[ACTIVITY]: Here the requirement is to repeat every record exactly, in full.

Website and app data records:
[Start of section]
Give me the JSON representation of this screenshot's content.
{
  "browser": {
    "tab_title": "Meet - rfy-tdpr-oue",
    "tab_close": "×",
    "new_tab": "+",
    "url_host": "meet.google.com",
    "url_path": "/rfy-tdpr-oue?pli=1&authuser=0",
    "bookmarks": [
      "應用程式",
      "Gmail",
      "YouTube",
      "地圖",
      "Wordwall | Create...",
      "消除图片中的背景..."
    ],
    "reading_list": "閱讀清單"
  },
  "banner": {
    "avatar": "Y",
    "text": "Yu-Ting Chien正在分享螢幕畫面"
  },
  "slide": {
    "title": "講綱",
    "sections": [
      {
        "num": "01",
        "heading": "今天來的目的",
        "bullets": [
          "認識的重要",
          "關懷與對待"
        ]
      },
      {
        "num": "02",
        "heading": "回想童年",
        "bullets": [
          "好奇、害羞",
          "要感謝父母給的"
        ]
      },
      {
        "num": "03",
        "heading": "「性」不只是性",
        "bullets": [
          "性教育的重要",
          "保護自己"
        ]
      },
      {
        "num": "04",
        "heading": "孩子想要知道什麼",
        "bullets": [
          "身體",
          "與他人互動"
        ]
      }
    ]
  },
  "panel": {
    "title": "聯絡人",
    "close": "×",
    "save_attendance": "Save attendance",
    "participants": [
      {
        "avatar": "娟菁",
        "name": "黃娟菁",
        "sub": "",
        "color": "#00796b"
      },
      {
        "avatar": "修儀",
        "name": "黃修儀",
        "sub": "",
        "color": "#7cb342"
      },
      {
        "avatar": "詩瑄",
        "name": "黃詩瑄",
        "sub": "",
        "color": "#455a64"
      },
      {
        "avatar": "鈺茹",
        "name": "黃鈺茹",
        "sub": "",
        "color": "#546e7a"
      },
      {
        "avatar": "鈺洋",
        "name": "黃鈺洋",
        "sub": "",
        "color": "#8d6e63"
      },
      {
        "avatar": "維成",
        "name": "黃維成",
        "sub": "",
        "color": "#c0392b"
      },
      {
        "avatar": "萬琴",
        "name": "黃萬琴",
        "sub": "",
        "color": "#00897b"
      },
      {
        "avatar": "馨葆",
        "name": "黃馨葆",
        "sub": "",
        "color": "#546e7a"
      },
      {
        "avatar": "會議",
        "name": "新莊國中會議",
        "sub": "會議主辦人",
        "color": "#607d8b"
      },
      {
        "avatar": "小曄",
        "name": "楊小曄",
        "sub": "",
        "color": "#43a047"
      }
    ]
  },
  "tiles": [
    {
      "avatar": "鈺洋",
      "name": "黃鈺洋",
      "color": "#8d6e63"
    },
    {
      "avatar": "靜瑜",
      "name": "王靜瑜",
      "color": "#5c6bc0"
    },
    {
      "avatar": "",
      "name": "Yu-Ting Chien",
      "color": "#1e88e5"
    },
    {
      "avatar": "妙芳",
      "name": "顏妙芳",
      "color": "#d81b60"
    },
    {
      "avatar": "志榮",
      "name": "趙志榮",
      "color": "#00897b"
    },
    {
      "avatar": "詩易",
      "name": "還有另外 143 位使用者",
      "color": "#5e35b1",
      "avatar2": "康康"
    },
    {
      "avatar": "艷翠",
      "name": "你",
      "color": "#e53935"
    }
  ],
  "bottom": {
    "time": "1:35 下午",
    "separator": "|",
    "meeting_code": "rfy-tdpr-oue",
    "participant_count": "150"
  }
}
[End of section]
[WORKED SOLUTION]:
Give me the JSON representation of this screenshot's content.
{
  "browser": {
    "tab_title": "Meet - rfy-tdpr-oue",
    "tab_close": "×",
    "new_tab": "+",
    "url_host": "meet.google.com",
    "url_path": "/rfy-tdpr-oue?pli=1&authuser=0",
    "bookmarks": [
      "應用程式",
      "Gmail",
      "YouTube",
      "地圖",
      "Wordwall | Create...",
      "消除图片中的背景..."
    ],
    "reading_list": "閱讀清單"
  },
  "banner": {
    "avatar": "Y",
    "text": "Yu-Ting Chien正在分享螢幕畫面"
  },
  "slide": {
    "title": "講綱",
    "sections": [
      {
        "num": "01",
        "heading": "今天來的目的",
        "bullets": [
          "認識的重要",
          "關懷與對待"
        ]
      },
      {
        "num": "02",
        "heading": "回想童年",
        "bullets": [
          "好奇、害羞",
          "要感謝父母給的"
        ]
      },
      {
        "num": "03",
        "heading": "「性」不只是性",
        "bullets": [
          "性教育的重要",
          "保護自己"
        ]
      },
      {
        "num": "04",
        "heading": "孩子想要知道什麼",
        "bullets": [
          "身體",
          "與他人互動"
        ]
      }
    ]
  },
  "panel": {
    "title": "聯絡人",
    "close": "×",
    "save_attendance": "Save attendance",
    "participants": [
      {
        "avatar": "娟菁",
        "name": "黃娟菁",
        "sub": "",
        "color": "#00796b"
      },
      {
        "avatar": "修儀",
        "name": "黃修儀",
        "sub": "",
        "color": "#7cb342"
      },
      {
        "avatar": "詩瑄",
        "name": "黃詩瑄",
        "sub": "",
        "color": "#455a64"
      },
      {
        "avatar": "鈺茹",
        "name": "黃鈺茹",
        "sub": "",
        "color": "#546e7a"
      },
      {
        "avatar": "鈺洋",
        "name": "黃鈺洋",
        "sub": "",
        "color": "#8d6e63"
      },
      {
        "avatar": "維成",
        "name": "黃維成",
        "sub": "",
        "color": "#c0392b"
      },
      {
        "avatar": "萬琴",
        "name": "黃萬琴",
        "sub": "",
        "color": "#00897b"
      },
      {
        "avatar": "馨葆",
        "name": "黃馨葆",
        "sub": "",
        "color": "#546e7a"
      },
      {
        "avatar": "會議",
        "name": "新莊國中會議",
        "sub": "會議主辦人",
        "color": "#607d8b"
      },
      {
        "avatar": "小曄",
        "name": "楊小曄",
        "sub": "",
        "color": "#43a047"
      }
    ]
  },
  "tiles": [
    {
      "avatar": "鈺洋",
      "name": "黃鈺洋",
      "color": "#8d6e63"
    },
    {
      "avatar": "靜瑜",
      "name": "王靜瑜",
      "color": "#5c6bc0"
    },
    {
      "avatar": "",
      "name": "Yu-Ting Chien",
      "color": "#1e88e5"
    },
    {
      "avatar": "妙芳",
      "name": "顏妙芳",
      "color": "#d81b60"
    },
    {
      "avatar": "志榮",
      "name": "趙志榮",
      "color": "#00897b"
    },
    {
      "avatar": "詩易",
      "name": "還有另外 143 位使用者",
      "color": "#5e35b1",
      "avatar2": "康康"
    },
    {
      "avatar": "艷翠",
      "name": "你",
      "color": "#e53935"
    }
  ],
  "bottom": {
    "time": "1:35 下午",
    "separator": "|",
    "meeting_code": "rfy-tdpr-oue",
    "participant_count": "150"
  }
}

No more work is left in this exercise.